*Exercise description*. For the word "JSON", return each line of the data in which it occurs.

(Component data from apps and pages)
★ ★ ★ ★

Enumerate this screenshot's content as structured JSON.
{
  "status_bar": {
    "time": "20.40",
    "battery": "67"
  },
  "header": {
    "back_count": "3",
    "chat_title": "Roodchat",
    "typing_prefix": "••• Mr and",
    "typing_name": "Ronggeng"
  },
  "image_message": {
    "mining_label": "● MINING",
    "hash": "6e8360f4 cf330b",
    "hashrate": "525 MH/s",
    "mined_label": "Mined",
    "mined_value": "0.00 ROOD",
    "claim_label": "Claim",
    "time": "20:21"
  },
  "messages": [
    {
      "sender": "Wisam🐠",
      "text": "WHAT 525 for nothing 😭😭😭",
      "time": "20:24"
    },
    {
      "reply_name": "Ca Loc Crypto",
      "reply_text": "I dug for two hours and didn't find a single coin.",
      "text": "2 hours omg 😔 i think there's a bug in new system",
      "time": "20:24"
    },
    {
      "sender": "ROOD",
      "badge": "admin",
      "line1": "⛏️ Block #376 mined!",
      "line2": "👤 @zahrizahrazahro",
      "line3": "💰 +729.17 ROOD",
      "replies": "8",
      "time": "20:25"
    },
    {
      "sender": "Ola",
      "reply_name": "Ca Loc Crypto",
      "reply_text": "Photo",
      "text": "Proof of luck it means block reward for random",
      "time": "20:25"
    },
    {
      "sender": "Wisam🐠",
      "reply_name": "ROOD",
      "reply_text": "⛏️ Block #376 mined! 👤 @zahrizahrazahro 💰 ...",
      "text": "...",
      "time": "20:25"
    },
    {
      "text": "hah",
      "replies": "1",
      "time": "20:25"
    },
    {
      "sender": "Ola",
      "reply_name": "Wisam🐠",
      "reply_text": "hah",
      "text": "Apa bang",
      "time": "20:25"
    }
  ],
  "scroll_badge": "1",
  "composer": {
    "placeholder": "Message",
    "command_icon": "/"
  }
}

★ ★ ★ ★

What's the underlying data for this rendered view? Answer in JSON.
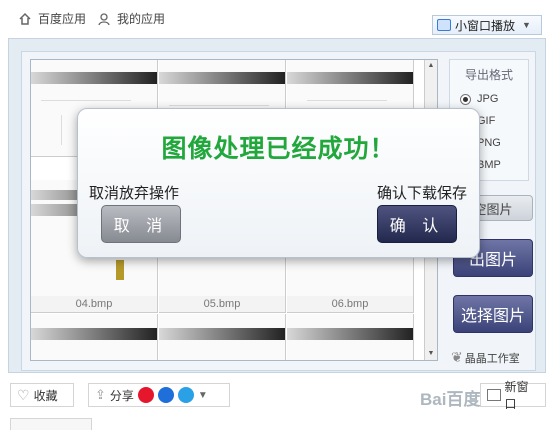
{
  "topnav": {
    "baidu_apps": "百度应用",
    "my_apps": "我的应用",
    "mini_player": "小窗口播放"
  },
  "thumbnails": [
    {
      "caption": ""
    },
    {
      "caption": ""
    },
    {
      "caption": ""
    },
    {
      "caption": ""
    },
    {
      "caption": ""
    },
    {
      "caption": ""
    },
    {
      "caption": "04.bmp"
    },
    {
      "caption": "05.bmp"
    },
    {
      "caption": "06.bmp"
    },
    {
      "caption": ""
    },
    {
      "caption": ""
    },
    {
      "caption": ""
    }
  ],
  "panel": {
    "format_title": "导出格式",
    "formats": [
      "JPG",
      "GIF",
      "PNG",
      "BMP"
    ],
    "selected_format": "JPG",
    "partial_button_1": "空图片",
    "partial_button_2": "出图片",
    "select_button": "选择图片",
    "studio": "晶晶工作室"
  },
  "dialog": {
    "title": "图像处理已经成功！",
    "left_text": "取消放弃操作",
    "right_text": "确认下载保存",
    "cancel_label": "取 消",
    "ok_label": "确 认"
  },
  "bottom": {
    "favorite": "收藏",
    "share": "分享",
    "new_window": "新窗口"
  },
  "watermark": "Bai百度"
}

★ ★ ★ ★

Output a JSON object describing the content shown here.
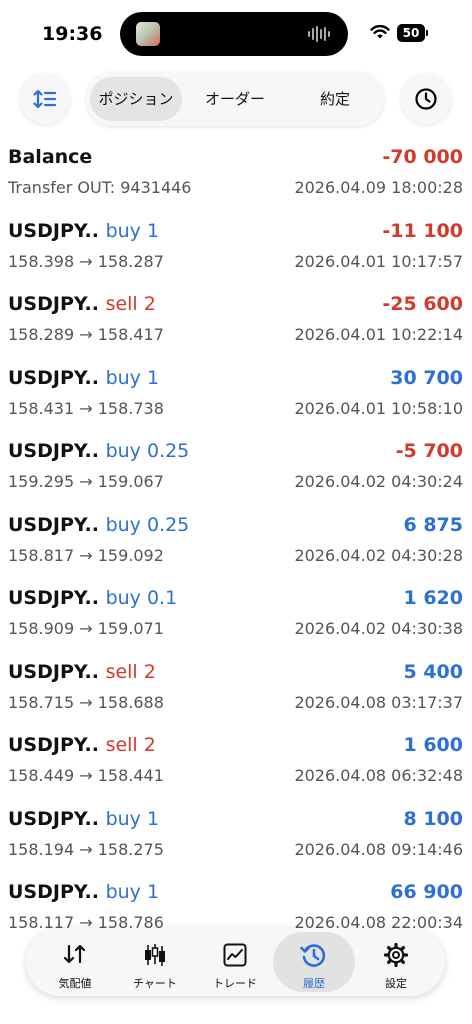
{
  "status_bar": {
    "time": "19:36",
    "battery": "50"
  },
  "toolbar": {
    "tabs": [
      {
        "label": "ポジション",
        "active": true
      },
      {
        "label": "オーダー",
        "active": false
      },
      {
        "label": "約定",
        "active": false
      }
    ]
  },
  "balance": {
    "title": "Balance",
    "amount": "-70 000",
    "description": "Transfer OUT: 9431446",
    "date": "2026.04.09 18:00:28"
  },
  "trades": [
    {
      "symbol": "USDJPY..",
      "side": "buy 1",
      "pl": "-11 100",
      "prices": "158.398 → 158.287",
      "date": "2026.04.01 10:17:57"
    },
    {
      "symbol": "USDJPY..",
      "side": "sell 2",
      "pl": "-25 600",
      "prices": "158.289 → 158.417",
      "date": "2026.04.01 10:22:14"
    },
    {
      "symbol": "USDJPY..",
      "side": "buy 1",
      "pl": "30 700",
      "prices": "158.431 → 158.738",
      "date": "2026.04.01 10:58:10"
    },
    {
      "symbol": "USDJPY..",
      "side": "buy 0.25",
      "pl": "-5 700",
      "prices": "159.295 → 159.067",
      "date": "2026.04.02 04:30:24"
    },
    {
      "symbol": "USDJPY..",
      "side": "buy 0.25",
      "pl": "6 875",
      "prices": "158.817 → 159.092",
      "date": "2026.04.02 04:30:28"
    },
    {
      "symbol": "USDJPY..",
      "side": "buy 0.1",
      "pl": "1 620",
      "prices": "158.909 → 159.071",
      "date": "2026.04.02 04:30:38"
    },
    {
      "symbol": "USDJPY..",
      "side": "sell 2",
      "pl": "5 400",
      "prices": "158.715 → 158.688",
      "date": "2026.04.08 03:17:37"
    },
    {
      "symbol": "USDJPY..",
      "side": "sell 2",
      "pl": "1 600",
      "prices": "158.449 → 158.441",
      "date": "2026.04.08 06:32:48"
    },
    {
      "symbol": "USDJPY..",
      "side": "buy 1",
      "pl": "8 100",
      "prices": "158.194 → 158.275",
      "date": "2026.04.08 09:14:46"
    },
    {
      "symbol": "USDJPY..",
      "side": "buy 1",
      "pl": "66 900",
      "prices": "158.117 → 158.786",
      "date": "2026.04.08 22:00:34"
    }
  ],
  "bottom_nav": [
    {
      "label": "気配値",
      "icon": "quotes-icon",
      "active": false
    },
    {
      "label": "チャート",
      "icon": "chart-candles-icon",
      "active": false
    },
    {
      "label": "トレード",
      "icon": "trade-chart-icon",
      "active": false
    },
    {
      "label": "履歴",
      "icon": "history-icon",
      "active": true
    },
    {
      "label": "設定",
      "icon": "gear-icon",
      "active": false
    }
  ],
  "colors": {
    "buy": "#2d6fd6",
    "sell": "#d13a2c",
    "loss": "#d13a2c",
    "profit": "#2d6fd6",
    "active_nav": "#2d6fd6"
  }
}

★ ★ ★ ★

*Result of this task*.
Enumerate this screenshot's content as structured JSON.
What's the underlying data for this rendered view? Answer in JSON.
Output a JSON object describing the content shown here.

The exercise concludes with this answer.